On February 16, 2012, the Atlanta Symphony orchestra, under the direction of Roberto Minczuk, presented a concert consisting of:
Wagner- Prelude to Act I of Die Meistersinger von Nurnberg
Elgar- Cello Concerto in E minor
Mozart- Symphony No. 35 in D major, K. 385 (“Haffner)
Strauss- Suite from Der Rosenkavalier, Op. 59
The solo cellist in the Elgar was Johannes Moser.
Maestro Minczuk’s biography says that he is a Grammy and Emmy Award-winning conductor who is music director of the Calgary Philharmonic and principal conductor of the Brazilian Symphony in Rio de Janeiro. Like the bios of most of his contemporaries, Minczuk’s says he is “…firmly established as one of his generation’s brightest talents.” Who writes this stuff?

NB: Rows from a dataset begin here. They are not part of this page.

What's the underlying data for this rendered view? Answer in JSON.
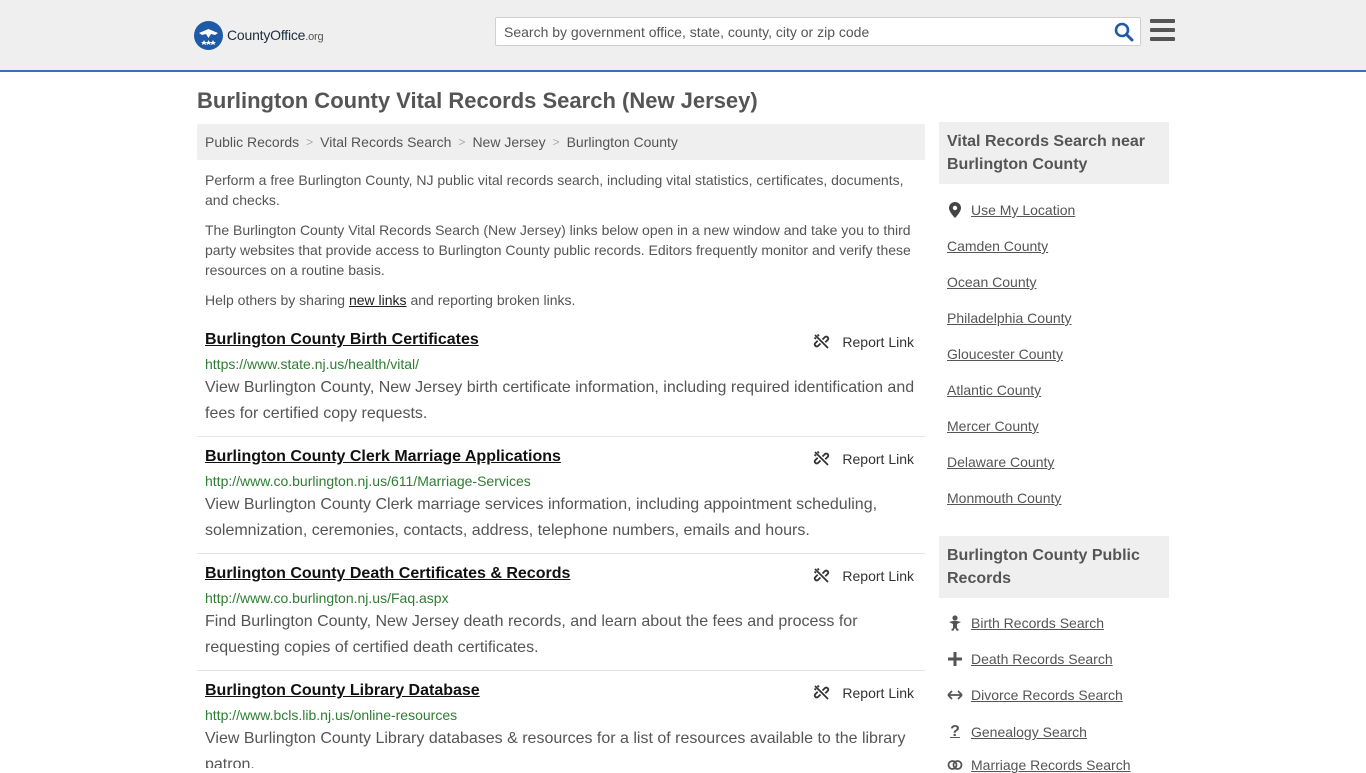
{
  "header": {
    "logo_main": "CountyOffice",
    "logo_tld": ".org",
    "search_placeholder": "Search by government office, state, county, city or zip code"
  },
  "page_title": "Burlington County Vital Records Search (New Jersey)",
  "breadcrumb": [
    "Public Records",
    "Vital Records Search",
    "New Jersey",
    "Burlington County"
  ],
  "intro": {
    "p1": "Perform a free Burlington County, NJ public vital records search, including vital statistics, certificates, documents, and checks.",
    "p2": "The Burlington County Vital Records Search (New Jersey) links below open in a new window and take you to third party websites that provide access to Burlington County public records. Editors frequently monitor and verify these resources on a routine basis.",
    "p3_before": "Help others by sharing ",
    "p3_link": "new links",
    "p3_after": " and reporting broken links."
  },
  "report_label": "Report Link",
  "results": [
    {
      "title": "Burlington County Birth Certificates",
      "url": "https://www.state.nj.us/health/vital/",
      "desc": "View Burlington County, New Jersey birth certificate information, including required identification and fees for certified copy requests."
    },
    {
      "title": "Burlington County Clerk Marriage Applications",
      "url": "http://www.co.burlington.nj.us/611/Marriage-Services",
      "desc": "View Burlington County Clerk marriage services information, including appointment scheduling, solemnization, ceremonies, contacts, address, telephone numbers, emails and hours."
    },
    {
      "title": "Burlington County Death Certificates & Records",
      "url": "http://www.co.burlington.nj.us/Faq.aspx",
      "desc": "Find Burlington County, New Jersey death records, and learn about the fees and process for requesting copies of certified death certificates."
    },
    {
      "title": "Burlington County Library Database",
      "url": "http://www.bcls.lib.nj.us/online-resources",
      "desc": "View Burlington County Library databases & resources for a list of resources available to the library patron."
    }
  ],
  "sidebar": {
    "nearby_heading": "Vital Records Search near Burlington County",
    "use_location": "Use My Location",
    "nearby": [
      "Camden County",
      "Ocean County",
      "Philadelphia County",
      "Gloucester County",
      "Atlantic County",
      "Mercer County",
      "Delaware County",
      "Monmouth County"
    ],
    "public_heading": "Burlington County Public Records",
    "public_links": [
      {
        "label": "Birth Records Search",
        "icon": "baby-icon"
      },
      {
        "label": "Death Records Search",
        "icon": "cross-icon"
      },
      {
        "label": "Divorce Records Search",
        "icon": "split-arrows-icon"
      },
      {
        "label": "Genealogy Search",
        "icon": "question-icon"
      },
      {
        "label": "Marriage Records Search",
        "icon": "rings-icon"
      }
    ]
  }
}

The Wagner piece was a rousing way to begin the concert. It is not too long and it provides a good taste of the master’s great orchestrations. This can be treacherous music because of its thick orchestration. Minczuk conducted without a score and it seemed that from time to time he let the brass overshadow the strings to a degree that the music became a blur. The ASO strings could not be heard even where they are a very important part of the music.
After the Wagner, there was a brief video that featured cellist Johannes Moser. This was a very touching and emotional presentation. It began with Moser narrating how a casket bearing the body of a soldier was removed from his airplane as it arrived in Atlanta. It appeared as though Moser captured it on camera from inside the aircraft. He noted the solemn ceremony that accompanied this most sorrowful of events. Moser drew a parallel to the sadness that Elgar felt after the “War to end all wars” during the time he wrote the cello concerto. Moser’s was a powerful presentation and a great lead in to the profound emotion and sadness in Elgar’s music.
Elgar’s piece is beautiful, allowing the cello to express his dismay about conditions after World War I. It is in four movements, with the first two played and last two played without interruption. This is very sad and introspective music that does not suffer from the lack of editing that I feel was apparent after hearing the ASO’srecent performance of Elgar’s First symphony. Minczuk conducted from the score and Moser’s playing was nothing short of incredible. He has a large tone that never deteriorates into edginess. He can be aggressive when needed, and subtle where required. His strong playing is a reminder why he is a highly regarded soloist and others should best remain in the cello section of a great orchestra. Moser and Minczuk seemed to be in agreement about the music and there seemed only to be seamlessness between the cello solos and the orchestral passages. Per Atlanta tradition, there was a standing ovation with many curtain calls for Moser and Minczuk. In this instance, the SO was appropriate and well deserved. Moser returned the love by playing one portion of Bach’s Suites for Unaccompanied Cello. The music was elegant and requires absolute control over the bow. Moser played grand fortes and hushed pianissimos and his use of the bow was stunning. Particularly notable were the very piano staccatos written by Bach. Moser’s performance was faultless. By the way, here is Moser’s Wikipedia entry: “Johannes Moser (born 1979) is a German-Canadian cellist who has performed with many of the world's leading orchestras.” Now that’s modesty.
After the intermission, the Mozart symphony was performed. This of-heard performed piece was ably led by Minzcuk, without benefit of a score, and played impeccably by the ASO. The strings were particularly golden in the elegant second movement Andante and in the fourth movement Presto.
The Richard Strauss Suite is a blockbuster, featuring a large orchestra with enhanced percussion. Its waltz sections are very familiar and seemed to resonate greatly for the ASO audience. There is absolutely nothing wrong with schmaltz from time to time. Minzcuk again conducted without a score and the ASO’s playing was first rate. The twenty-five minute long piece lasted for what seemed just a few minutes. It was a great performance.
There were several things of note in this program and performance. I have already noted the grand playing of the ASO. I have also noted Minczuk’s conducting three quarters of the pieces without benefit of the score. As a result, page turning and attending to the written page did not have to come between him and the music making. Minzcuk does not provide a strong beat with this right hand and he does not seem to use his left to control the orchestra’s playing, yet all of these pieces were interpreted and played wonderfully. In fact, Minzcuk’s style of conducting looks like he is mimicking the music rather than leading it. Nevertheless he was impressive. It is also interesting that the ASO can respond very well to guest conductors. Their tremendous playing under the leadership of Van Zweden and Remmereit were examples of this. Certainly chemistry has something to do with it, as well as the talent of both the lead and the leader.
Finally, I note that the principal players of the symphony are frequently absent in the chamber-sized orchestra setting, and sometimes in concerti. It seems to happen more often at the ASO’s performances that with other orchestras. I have no idea what that means!